[MATERIALS PROVIDED Boundary: Start]

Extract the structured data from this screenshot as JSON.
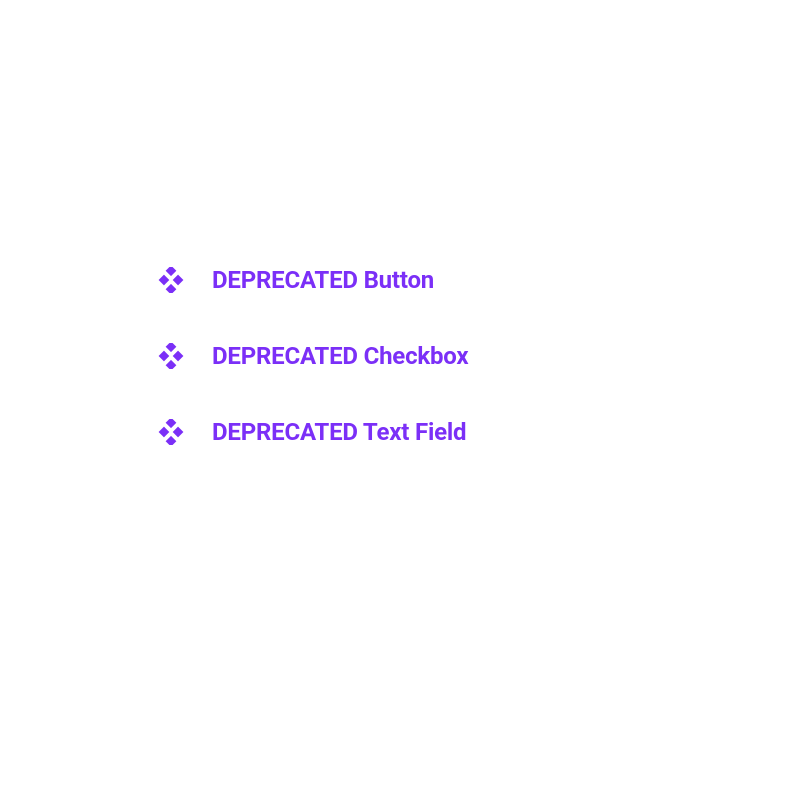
{
  "components": {
    "items": [
      {
        "label": "DEPRECATED Button"
      },
      {
        "label": "DEPRECATED Checkbox"
      },
      {
        "label": "DEPRECATED Text Field"
      }
    ]
  },
  "brand_color": "#7b2ff7"
}
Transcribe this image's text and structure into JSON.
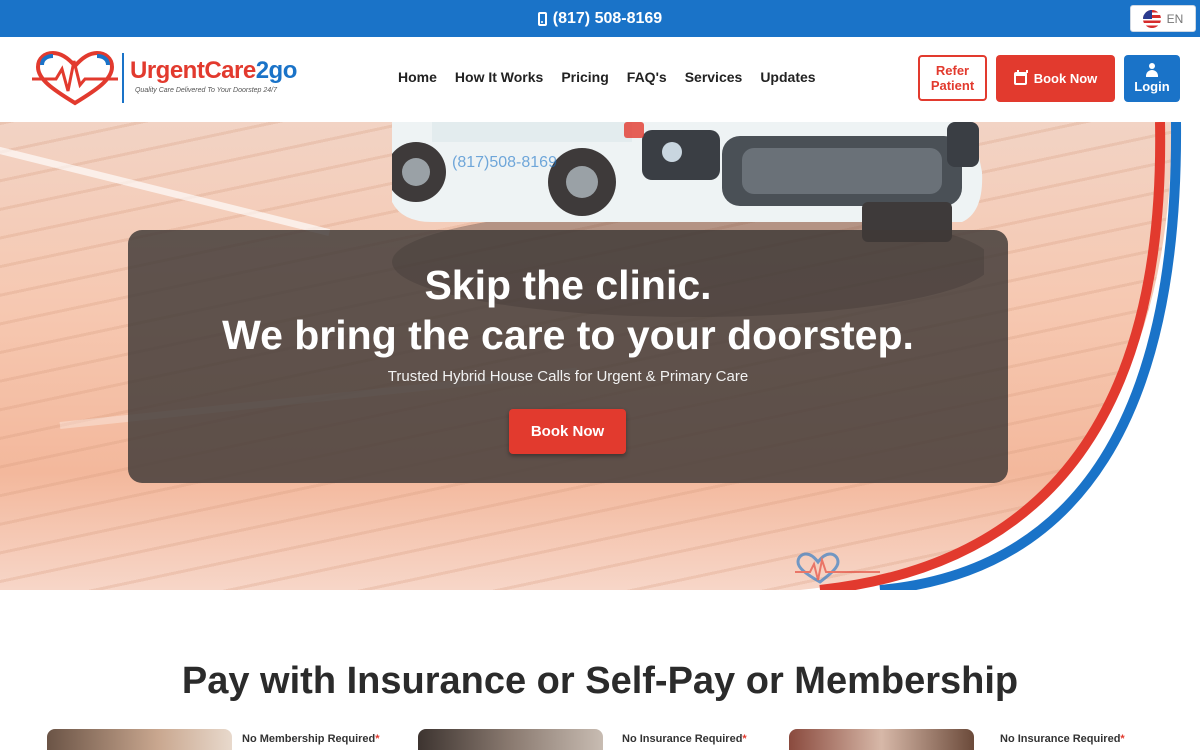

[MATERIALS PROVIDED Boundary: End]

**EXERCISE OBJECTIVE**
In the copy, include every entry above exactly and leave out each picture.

**COMPLETED EXERCISE**
Extract the structured data from this screenshot as JSON.
{
  "components": {
    "items": [
      {
        "label": "DEPRECATED Button"
      },
      {
        "label": "DEPRECATED Checkbox"
      },
      {
        "label": "DEPRECATED Text Field"
      }
    ]
  },
  "brand_color": "#7b2ff7"
}
Transcribe this image's text and structure into JSON.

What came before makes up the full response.